Daniel Powers on Picture Books: Part 1, the Physicality of the Picture Book from Uma Krishnaswami at Writing with a Broken Tusk. Peek: “We perceive the world around us based on the earth’s horizon, and everything we see and interact with has a physical relationship to this line, making the landscape format perfect for illustrations packed with detailed settings.”
Inside the Writer’s Studio with Janet S. Fox by Bethany Hegedus from Writer Friendly; Bookshelf Approved. Peek: “Initially I try to find my beginning, middle and ending scenes. Then I work on a template that includes the overall story structure and arc, the rising/falling action, scene and sequel.”
Interview with Amber Vilate – author, editor and publisher of Young Adult Literature Review by Melissa Buron from Book Addict. Peek: “It started out as just a small podcast where we reviewed books. The podcast has since grown to incorporate audio fiction as well as author interviews. I added a review blog last year to support the podcast. The magazine was introduced as a further extension of the podcast.” Learn more about Young Adult Literature Review.
Oregon Reader’s Choice Award: a new award from Oregon’s youth librarians and reading teachers. The junior division is fourth to sixth grade. The intermediate division is seventh to ninth grade. The senior division is tenth to twelfth grade. Note: Oregon students in grades four to 12 may vote.
Secrets to Author Promotion by Carolyn Kaufman from Query Tracker. Note: especially recommended to introverts and the self-conscious.
Congratulations to Paul Fleischman, winner of the Pen Center USA 2010 Literary Award in the Children’s-YA division for The Dunderheads, illustrated by David Roberts (Candlewick) and to finalists Kate DiCamillo for The Magician’s Elephant (Candlewick); Benjamin Alire Saenz for Last Night I Sang to the Monster (Cinco Puntos); and Liz Garton Scanlon for All the World, illustrated by Marla Frazee (Beach Lane).
Cynsational Screening Room
Ask Winston: Mitali Perkins and Cynthia Leitich Smith on Time Management from Kirby Larson at Kirby’s Lane. Peek: “…take responsibility for your success, protect your writing time, and remember that you’re only human. Change things up, when you need to! “
Regarding Jingle Dancer, illustrated by Cornelius Van Wright and Ying-Hwa Hu (Morrow/HarperCollins, 2000), The Reading Teacher cheers in its September issue: “The illustrations gracefully complement Smith’’s heartening portrait of a harmonious meshing of old and new.”
Thank you to Carmen Oliver for featuring my book trailer for Holler Loudly (Dutton, 2010)! And thank you to Cynthia Lord for mentioning Holler Loudly among her friends’ upcoming fall books! Most appreciated.
With Blessed (Candlewick, 2011) coming soon; now is a great time to get caught up on the series, if you haven’t already. Or enter to win a book to give to your local high school or public library.

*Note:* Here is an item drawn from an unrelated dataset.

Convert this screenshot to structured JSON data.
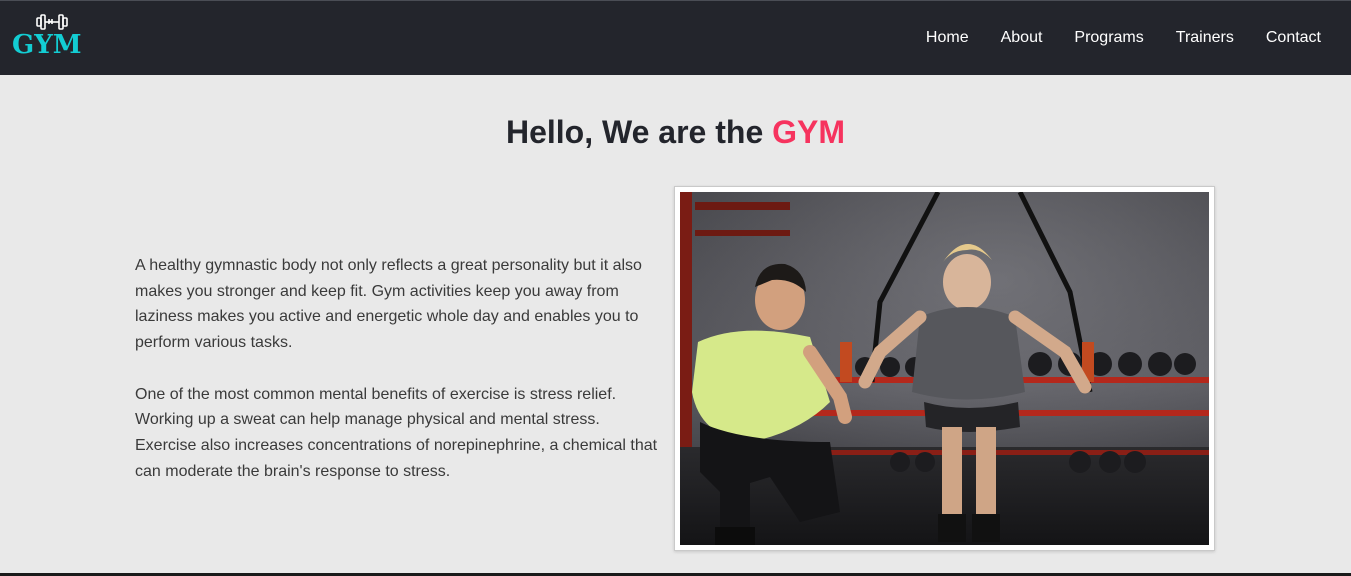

All you have to do is fill out a short form. Deadline: Sept. 15; U.S. entries only.
The launch party for Brains for Lunch: A Zombie Novel in Haiku?! by K.A. Holt, illustrated by Gahan Wilson (Roaring Brook, 2010) will be at 2 p.m. Sept. 12 at BookPeople in Austin. Read a Cynsations interview with K.A.